Data extracts ▸
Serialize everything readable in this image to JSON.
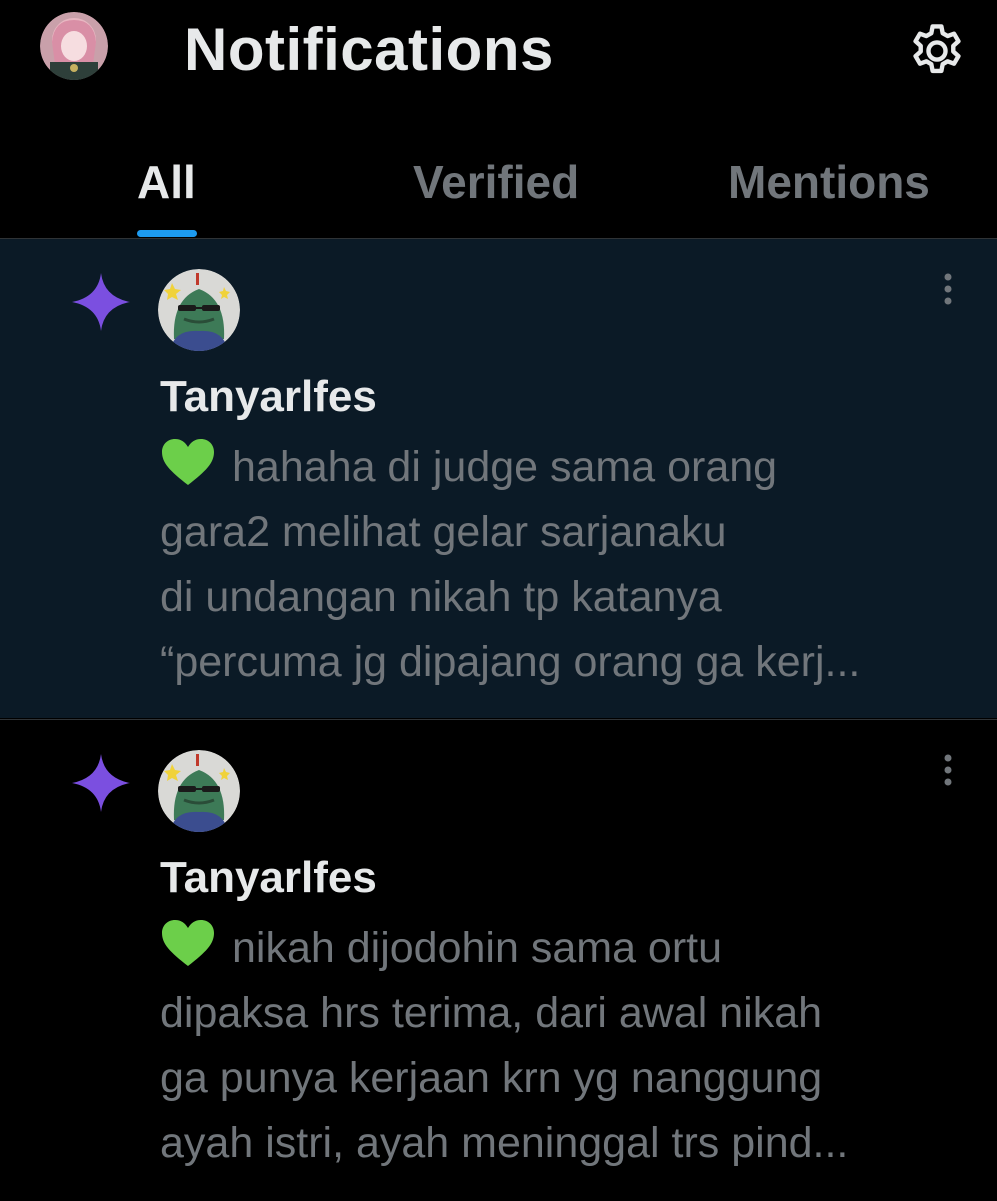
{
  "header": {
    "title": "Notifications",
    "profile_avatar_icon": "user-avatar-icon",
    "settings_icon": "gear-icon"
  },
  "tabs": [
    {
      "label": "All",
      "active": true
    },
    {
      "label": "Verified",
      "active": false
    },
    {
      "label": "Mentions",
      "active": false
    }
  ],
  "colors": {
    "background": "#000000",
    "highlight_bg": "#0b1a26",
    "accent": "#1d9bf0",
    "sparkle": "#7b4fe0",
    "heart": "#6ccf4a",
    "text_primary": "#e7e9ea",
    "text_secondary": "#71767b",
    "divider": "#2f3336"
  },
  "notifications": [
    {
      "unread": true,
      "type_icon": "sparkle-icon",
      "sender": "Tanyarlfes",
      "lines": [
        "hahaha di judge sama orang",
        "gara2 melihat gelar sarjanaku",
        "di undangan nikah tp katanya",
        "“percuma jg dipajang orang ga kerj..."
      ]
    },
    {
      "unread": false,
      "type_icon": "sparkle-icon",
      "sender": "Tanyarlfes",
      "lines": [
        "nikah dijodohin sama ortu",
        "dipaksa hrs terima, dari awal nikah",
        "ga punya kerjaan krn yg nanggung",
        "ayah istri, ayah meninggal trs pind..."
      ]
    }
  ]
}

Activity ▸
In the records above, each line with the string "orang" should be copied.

Response to this exercise ▸
        "hahaha di judge sama orang",
        "“percuma jg dipajang orang ga kerj..."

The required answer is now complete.